Very often, in engineering sciences, data have to be fitted to have a more general view of the problem at hand. These data usually come out from a series of experiments, both physical and virtual, and surface fitting is the only way to get relevant and general information from the system under exam.

Many different expressions are used to identify the activity of building a mathematical surrogate describing the behavior of a physical system from some known data. Someone simply talks about “regression“ or “data fitting” or “data interpolation”, someone else talks about “modeling” or “metamodeling” or “response surface methodology”. Different application fields, and different schools, use different words for describing the same activity.

The common activity is carrying out a mathematical model starting from points.

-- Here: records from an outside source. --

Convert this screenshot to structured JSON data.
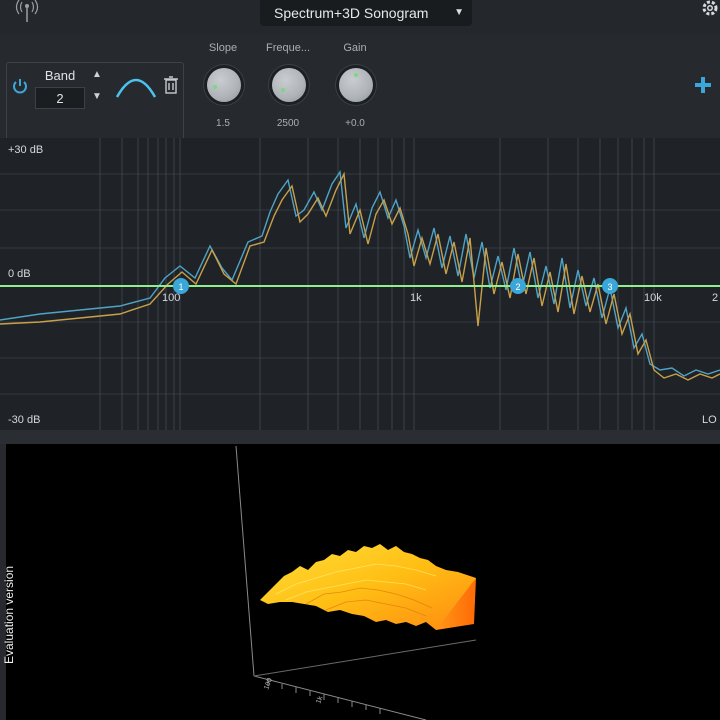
{
  "header": {
    "view_selector": "Spectrum+3D Sonogram",
    "icons": [
      "antenna-icon",
      "chevron-down-icon",
      "gear-icon"
    ]
  },
  "band_panel": {
    "band_label": "Band",
    "band_value": "2",
    "filter_shape": "bell",
    "icons": [
      "power-icon",
      "up-arrow-icon",
      "down-arrow-icon",
      "bell-curve-icon",
      "trash-icon"
    ]
  },
  "knobs": [
    {
      "label": "Slope",
      "value": "1.5"
    },
    {
      "label": "Freque...",
      "value": "2500"
    },
    {
      "label": "Gain",
      "value": "+0.0"
    }
  ],
  "spectrum": {
    "db_labels": {
      "top": "+30 dB",
      "mid": "0 dB",
      "bottom": "-30 dB"
    },
    "freq_labels": [
      "100",
      "1k",
      "10k",
      "2"
    ],
    "corner_label": "LO",
    "band_markers": [
      "1",
      "2",
      "3"
    ],
    "colors": {
      "eq_curve": "#8ef08a",
      "series_a": "#4fa3c7",
      "series_b": "#c8a04a",
      "marker": "#3aa7d8"
    }
  },
  "sonogram": {
    "watermark": "Evaluation version",
    "axis_ticks": [
      "100",
      "1k"
    ],
    "colors": {
      "surface_light": "#ffd21c",
      "surface_dark": "#ff7a0a"
    }
  }
}
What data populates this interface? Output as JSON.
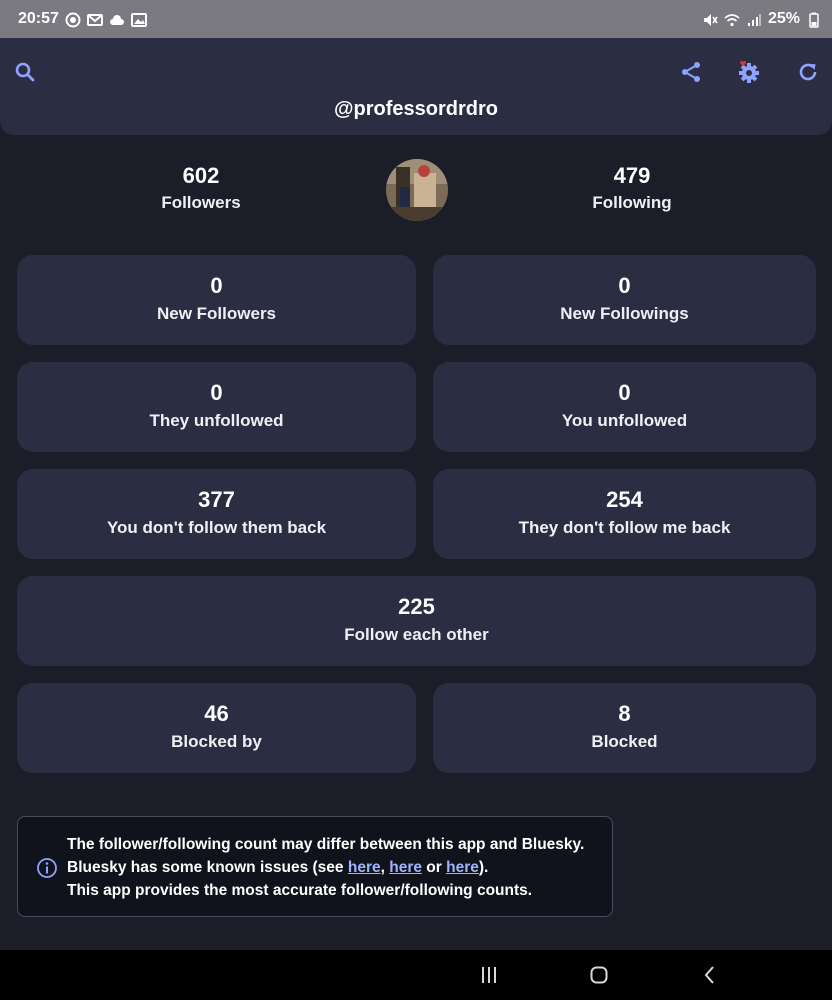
{
  "status_bar": {
    "time": "20:57",
    "battery": "25%",
    "left_icons": [
      "chat-bubble-icon",
      "mail-icon",
      "cloud-icon",
      "image-icon"
    ],
    "right_icons": [
      "mute-icon",
      "wifi-icon",
      "signal-icon",
      "battery-icon"
    ]
  },
  "header": {
    "handle": "@professordrdro",
    "buttons": [
      "search-icon",
      "share-icon",
      "settings-icon",
      "refresh-icon"
    ],
    "accent": "#8ea2ff",
    "badge_color": "#d9363e"
  },
  "profile": {
    "followers_count": "602",
    "followers_label": "Followers",
    "following_count": "479",
    "following_label": "Following"
  },
  "cards": {
    "new_followers": {
      "value": "0",
      "label": "New Followers"
    },
    "new_followings": {
      "value": "0",
      "label": "New Followings"
    },
    "they_unfollowed": {
      "value": "0",
      "label": "They unfollowed"
    },
    "you_unfollowed": {
      "value": "0",
      "label": "You unfollowed"
    },
    "not_following_back": {
      "value": "377",
      "label": "You don't follow them back"
    },
    "not_followed_back": {
      "value": "254",
      "label": "They don't follow me back"
    },
    "mutual": {
      "value": "225",
      "label": "Follow each other"
    },
    "blocked_by": {
      "value": "46",
      "label": "Blocked by"
    },
    "blocked": {
      "value": "8",
      "label": "Blocked"
    }
  },
  "info": {
    "line1": "The follower/following count may differ between this app and Bluesky.",
    "line2_prefix": "Bluesky has some known issues (see ",
    "link1": "here",
    "sep1": ", ",
    "link2": "here",
    "sep2": " or ",
    "link3": "here",
    "line2_suffix": ").",
    "line3": "This app provides the most accurate follower/following counts."
  },
  "nav": {
    "buttons": [
      "recent-apps-icon",
      "home-icon",
      "back-icon"
    ]
  }
}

The model should be able to describe the phenomenon and should also give reliable answer when estimating values in unknown points.

This problem is well-known in literature and a wide variety of solutions has been proposed.

In this paper we present a series of techniques which engineers can implement in Scilab and use to solve data fitting problems very easily and fast.

For sake of simplicity, in this tutorial we decided to consider 30 couples of values (x and y, belonging to the interval [0, 1]) to which a system response (z) is associated. The data fitting problem reduces, in this case, to find a mathematical function of kind *f(x,y)*, able to reproduce z at best (see Figure 1).

Of course, all the techniques described hereafter can be extended to tackle

multidimensional data fitting problems.

*Figure 1: 3D plot of the dataset used in this paper: 30 points.*

Probably one of the simplest and most used data fitting techniques is the polynomial fitting.

We imagine that the system response can be adequately modeled by a mathematical

function *p(x,y)* expressed as:

where coefficients represent the free parameters of the model. Usually, polynomial coefficients are determined imposing the interpolation condition of *p(x,y) *in each point of the dataset *(xi,yi)* obtaining a system of linear equations, such as:

The number of points *p* to be fitted is usually larger than the number of coefficients of the polynomial. This leads to an over-determined system (more equations than unknowns) which has to be solved in a least square sense. The resulting polynomial generally does not interpolate exactly the data, but it fits the data instead.

It is very easy to set up a Scilab script which implements this fitting technique: the main steps to be performed are to correctly set up the over determined system, whose coefficients can be computed in our case using a Pascal triangle, and the solution of the

system.

The resulting model can be also plotted. In Figure 2 the polynomial of degree 4 is drawn together with the 30 points in the dataset (a.k.a. training points). It can be seen that the surface does not pass through the training points.

One could be tempted to choose a very high degree of the polynomial in order to have a very flexible mathematical model able, in principle, to correctly capture complex behaviors.

Unfortunately, this does not lead to the desired result: the problem is known as “overfitting” or “Runge phenomenon” in honor of the mathematician who described it (see Figure 3).

The risk is that, when increasing too much the polynomial degree, the obtained model

exhibits an oscillatory and unnatural behavior between the dataset points. In other words, the polynomial “over fits” the data, as commonly said in these cases.

This overfitting problem, which is universally known linked to the polynomial fitting, also afflicts other fitting techniques. The “Ockham’s razor” should be kept in mind when dealing with fitting: the suggestion is here to not abuse of the possibility to add complexity to the model when not strictly necessary.

The file polynomial_fitting.sce contains a possible implementation of the polynomial fitting technique described above

*Figure 2: Polynomial of degree 4 is plotted together with the dataset points (black dots). It can be seen that the resulting surface, even if it approximates the data, does not pass through the points, being not interpolating.*

*Figure 3: The overfitting phenomenon is plotted in this picture. A 10 degree polynomial is used in this case. The resulting model exhibits large unrealistic oscillations far from the dataset points.*